Stay Current 2023

The GSS email list (google group) receives “Stay Current” articles (excerpts and links to the source articles). To receive them email gssmail@berkeley.edu with subject line “Join GSS”. Please give your city, state, country, and your school (if you’re a teacher). See also “Stay Current” links in each book’s Contents table. Some news sources limit the […]

TG Losing Biodiversity

{ GSS Teacher Guide Index } { All GSS Books } ~{}~ Objectives [] Assessment [] ResourcesGuides for each Chapter: 1 – 2 – 3 – 4 – 5 – 6 – 7 – 8 Teaching Objectives Goal 1: Students appreciate how we depend on the biodiversity of our planet. Objective 1A: Students can tell others […]

Teacher Guide for GSS

{ To GSS Books } TEACHER GUIDE CONTENTS Introduction 1. Map of the GSS Course 4. How Can I Customize GSS for My Students? 7. How is GSS Related to Science Education Reform? 2. What is Global Systems Science? 5. What Teaching Methods Should I Use? 8. How Was GSS Created? 3. What Will My […]

LB7C. Stay Current—One Global Ocean

Staying current for Chapter 7 See Non-chronological resources for this chapter { Losing Biodiversity Contents } 2024-03-07. Australia’s Great Barrier Reef hit once more by mass coral bleaching. [https://edition.cnn.com/2024/03/07/australia/mass-coral-bleaching-event-great-barrier-reef-intl-hnk-scn/index.html] By Helen Regan, CNN. Excerpt: Australia’s Great Barrier Reef is suffering another mass bleaching event, the reef’s managers confirmed Friday, the result of soaring ocean temperatures caused […]

LB6C. Stay Current—Field Trip: Predatory Bird Research Group

Staying current for Chapter 6 { Losing Biodiversity Contents } 2022-11-28. Top-flight recovery: the inspiring comeback of the California condor. [https://www.theguardian.com/environment/2022/nov/28/top-flight-recovery-california-condor-comeback-aoe] By Patrick Greenfield, The Guardian. Excerpt: Nearly extinct in the 1980s, an intensive programme to reverse the bird’s decline has made it a conservation success story. Despite being the largest flying bird in North […]

LB5C. Stay Current—The Living Skin of the Earth

Staying current for Chapter 5 See Non-chronological resources for this chapter { Losing Biodiversity Contents } 2024-06-11. Agricultural Lands Are Losing Topsoil—Here’s How Bad It Could Get. By Nathaniel Scharping, Eos/AGU. Excerpt: Good topsoil does not accumulate quickly. Less than a tenth of a millimeter of soil forms per year in some places, though the […]

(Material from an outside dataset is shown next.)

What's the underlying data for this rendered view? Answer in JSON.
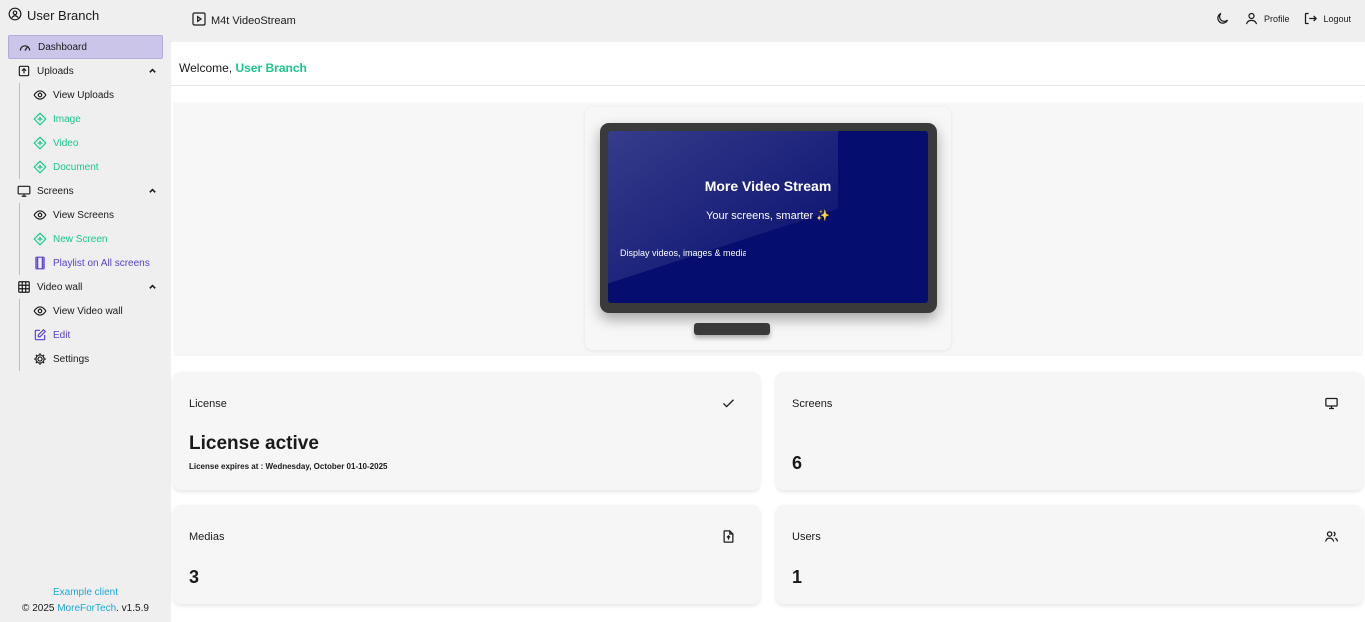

LB4C. Stay Current—The Puzzle of Inheritance

Staying current for Chapter 4 See Non-chronological resources for this chapter { Losing Biodiversity Contents } 2024-05-03. What a Philippine court ruling means for transgenic Golden Rice, once hailed as a dietary breakthrough. By DENNIS NORMILE, Science. Excerpt: Golden Rice seemed to be on the cusp of fulfilling its promise. Decades ago, researchers created the […]

LB3C. Stay Current—The Origins of Species

Staying current for Chapter 3 See Non-chronological resources for this chapter { Losing Biodiversity Contents } 2024-05-24. Stripey stick insects show evolution can repeat itself—predictably. By CATHERINE OFFORD, Science. Excerpt: Does evolution repeat itself? The answer to this long-standing question may be one step closer thanks to research on the crawly living twigs known as […]

LB2C. Stay Current—The Trail Back from Near Extinction

Staying current for Chapter 2  { Losing Biodiversity Contents } 2023-10-16. Blood Memory–The American Buffalo. [https://www.pbs.org/video/american-buffalo-episode-1-blood-memory/] or [https://www.pbs.org/show/the-american-buffalo] Documentary By Ken Burns. Description: For untold generations, America’s national mammal sustained the lives of Native people, whose cultures were intertwined with the animal. Newcomers to the continent bring a different view of the natural world, and […]

LB1C. Stay Current—Seeking Biodiversity

Staying current for Chapter 1 {2021}-{2011–2020}-{2001–2010} See Non-chronological resources { Losing Biodiversity Contents } 2024-06-03. Deadly one-two punch may have driven the woolly rhino to extinction. By DARREN INCORVAIA, Eos/AGU. Excerpt: …the woolly rhinoceros proved a formidable beast for millions of years as it roamed northern Eurasia. Then, roughly 10,000 years ago, it went extinct. […]